SOURCE INFORMATION: Begin
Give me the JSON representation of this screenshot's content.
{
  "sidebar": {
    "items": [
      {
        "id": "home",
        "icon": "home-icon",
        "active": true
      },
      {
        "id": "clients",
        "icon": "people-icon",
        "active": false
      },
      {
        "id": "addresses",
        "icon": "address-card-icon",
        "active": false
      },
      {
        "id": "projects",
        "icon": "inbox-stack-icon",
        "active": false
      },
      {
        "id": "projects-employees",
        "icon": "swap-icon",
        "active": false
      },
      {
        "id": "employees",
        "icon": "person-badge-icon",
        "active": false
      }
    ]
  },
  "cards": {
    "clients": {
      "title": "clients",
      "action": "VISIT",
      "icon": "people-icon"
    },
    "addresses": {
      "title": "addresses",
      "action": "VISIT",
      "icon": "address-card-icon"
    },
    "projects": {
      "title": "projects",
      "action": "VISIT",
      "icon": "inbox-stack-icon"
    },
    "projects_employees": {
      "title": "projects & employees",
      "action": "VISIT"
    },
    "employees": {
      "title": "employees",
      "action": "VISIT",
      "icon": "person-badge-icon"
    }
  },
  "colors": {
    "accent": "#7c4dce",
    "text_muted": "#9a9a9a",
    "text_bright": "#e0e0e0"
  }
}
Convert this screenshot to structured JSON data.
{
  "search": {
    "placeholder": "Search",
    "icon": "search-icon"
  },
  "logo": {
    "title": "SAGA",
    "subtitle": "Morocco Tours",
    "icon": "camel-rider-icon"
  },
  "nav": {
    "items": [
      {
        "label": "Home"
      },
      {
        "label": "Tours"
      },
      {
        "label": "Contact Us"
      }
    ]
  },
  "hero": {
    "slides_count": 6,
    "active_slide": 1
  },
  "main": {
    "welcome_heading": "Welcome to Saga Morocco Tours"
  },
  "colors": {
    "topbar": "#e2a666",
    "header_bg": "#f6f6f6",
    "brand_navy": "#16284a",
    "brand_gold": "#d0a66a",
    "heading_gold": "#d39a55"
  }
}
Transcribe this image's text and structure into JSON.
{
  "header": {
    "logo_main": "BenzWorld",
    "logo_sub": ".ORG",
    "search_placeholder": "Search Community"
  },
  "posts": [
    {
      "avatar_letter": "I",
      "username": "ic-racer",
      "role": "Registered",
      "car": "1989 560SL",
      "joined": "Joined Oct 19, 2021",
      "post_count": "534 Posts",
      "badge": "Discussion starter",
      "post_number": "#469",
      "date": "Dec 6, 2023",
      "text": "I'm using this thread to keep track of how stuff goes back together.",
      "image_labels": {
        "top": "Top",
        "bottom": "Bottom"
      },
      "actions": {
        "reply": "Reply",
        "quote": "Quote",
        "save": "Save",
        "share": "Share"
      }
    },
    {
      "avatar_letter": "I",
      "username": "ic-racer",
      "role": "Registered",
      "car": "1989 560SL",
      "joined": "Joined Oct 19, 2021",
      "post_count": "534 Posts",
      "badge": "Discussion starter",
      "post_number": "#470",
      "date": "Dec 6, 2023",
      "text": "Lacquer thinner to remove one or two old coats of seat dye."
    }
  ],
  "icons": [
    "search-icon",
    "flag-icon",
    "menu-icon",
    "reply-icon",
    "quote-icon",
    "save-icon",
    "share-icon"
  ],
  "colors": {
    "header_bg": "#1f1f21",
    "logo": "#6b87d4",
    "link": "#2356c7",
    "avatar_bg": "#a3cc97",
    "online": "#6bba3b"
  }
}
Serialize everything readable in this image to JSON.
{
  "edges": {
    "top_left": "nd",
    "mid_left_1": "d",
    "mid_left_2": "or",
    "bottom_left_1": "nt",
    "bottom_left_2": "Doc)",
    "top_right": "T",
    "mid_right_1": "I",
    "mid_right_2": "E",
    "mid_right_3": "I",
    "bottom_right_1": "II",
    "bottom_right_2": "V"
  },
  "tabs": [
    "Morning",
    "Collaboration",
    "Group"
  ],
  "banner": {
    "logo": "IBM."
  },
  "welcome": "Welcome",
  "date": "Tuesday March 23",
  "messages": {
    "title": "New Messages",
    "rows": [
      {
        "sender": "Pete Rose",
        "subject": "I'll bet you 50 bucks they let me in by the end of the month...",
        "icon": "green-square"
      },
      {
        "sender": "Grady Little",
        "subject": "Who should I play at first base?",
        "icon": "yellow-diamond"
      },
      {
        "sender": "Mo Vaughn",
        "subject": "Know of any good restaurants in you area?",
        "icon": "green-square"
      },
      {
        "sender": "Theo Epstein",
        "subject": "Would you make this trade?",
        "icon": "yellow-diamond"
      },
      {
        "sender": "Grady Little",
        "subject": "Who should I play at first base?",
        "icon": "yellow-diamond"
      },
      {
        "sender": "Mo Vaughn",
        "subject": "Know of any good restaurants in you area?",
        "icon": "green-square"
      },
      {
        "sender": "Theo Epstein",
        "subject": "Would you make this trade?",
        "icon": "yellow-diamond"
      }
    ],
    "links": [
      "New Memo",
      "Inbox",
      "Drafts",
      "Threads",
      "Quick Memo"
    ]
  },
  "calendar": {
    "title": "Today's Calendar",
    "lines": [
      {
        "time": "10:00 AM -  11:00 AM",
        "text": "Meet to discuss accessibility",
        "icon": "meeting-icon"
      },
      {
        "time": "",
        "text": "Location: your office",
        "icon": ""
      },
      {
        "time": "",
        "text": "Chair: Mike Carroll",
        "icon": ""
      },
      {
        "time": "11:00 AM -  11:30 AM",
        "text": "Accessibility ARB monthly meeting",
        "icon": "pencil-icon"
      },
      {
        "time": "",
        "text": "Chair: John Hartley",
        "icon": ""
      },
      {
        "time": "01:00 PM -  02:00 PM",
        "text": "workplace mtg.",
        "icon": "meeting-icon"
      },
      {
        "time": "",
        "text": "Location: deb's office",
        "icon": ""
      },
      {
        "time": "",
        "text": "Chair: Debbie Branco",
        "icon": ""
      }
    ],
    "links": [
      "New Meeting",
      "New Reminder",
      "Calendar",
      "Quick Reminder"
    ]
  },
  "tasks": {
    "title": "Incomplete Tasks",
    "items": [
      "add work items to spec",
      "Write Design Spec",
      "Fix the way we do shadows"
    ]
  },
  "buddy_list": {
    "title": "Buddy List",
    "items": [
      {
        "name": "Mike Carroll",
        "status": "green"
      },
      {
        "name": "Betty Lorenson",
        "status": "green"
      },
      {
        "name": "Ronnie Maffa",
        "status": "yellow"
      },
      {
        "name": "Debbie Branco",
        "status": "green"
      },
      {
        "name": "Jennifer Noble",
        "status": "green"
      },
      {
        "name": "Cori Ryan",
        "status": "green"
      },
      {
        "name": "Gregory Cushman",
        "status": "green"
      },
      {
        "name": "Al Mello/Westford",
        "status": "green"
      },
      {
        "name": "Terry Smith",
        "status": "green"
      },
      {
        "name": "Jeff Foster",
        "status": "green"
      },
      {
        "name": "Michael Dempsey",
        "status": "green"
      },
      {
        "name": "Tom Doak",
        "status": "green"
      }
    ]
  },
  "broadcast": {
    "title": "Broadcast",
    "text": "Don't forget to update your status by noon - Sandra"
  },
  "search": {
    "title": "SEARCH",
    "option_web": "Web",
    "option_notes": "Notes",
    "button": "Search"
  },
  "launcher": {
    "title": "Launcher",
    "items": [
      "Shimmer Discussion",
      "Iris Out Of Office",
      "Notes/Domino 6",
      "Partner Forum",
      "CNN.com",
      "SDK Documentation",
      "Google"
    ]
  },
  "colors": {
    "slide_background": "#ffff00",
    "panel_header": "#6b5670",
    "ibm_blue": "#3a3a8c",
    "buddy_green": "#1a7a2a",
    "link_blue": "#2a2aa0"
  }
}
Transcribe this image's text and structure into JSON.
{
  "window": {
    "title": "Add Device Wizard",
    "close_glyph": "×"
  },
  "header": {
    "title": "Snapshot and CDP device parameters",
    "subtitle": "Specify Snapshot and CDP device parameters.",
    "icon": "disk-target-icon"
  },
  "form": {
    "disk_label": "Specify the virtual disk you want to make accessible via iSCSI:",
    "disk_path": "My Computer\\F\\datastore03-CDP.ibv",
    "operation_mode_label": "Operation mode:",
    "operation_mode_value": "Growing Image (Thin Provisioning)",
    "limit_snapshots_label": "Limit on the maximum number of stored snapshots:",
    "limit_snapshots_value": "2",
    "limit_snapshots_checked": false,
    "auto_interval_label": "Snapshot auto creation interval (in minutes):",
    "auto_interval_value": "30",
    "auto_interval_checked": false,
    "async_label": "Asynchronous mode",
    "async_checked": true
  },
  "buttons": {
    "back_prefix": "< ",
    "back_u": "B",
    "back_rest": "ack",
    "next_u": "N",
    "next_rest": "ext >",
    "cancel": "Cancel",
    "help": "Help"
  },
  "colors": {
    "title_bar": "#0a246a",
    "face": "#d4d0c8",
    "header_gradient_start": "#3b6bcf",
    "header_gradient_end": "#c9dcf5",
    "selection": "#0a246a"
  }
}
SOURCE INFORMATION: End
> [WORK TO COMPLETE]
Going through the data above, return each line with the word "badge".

> [PROBLEM SOLUTION]
        "icon": "person-badge-icon",
      "icon": "person-badge-icon"
      "badge": "Discussion starter",
      "badge": "Discussion starter",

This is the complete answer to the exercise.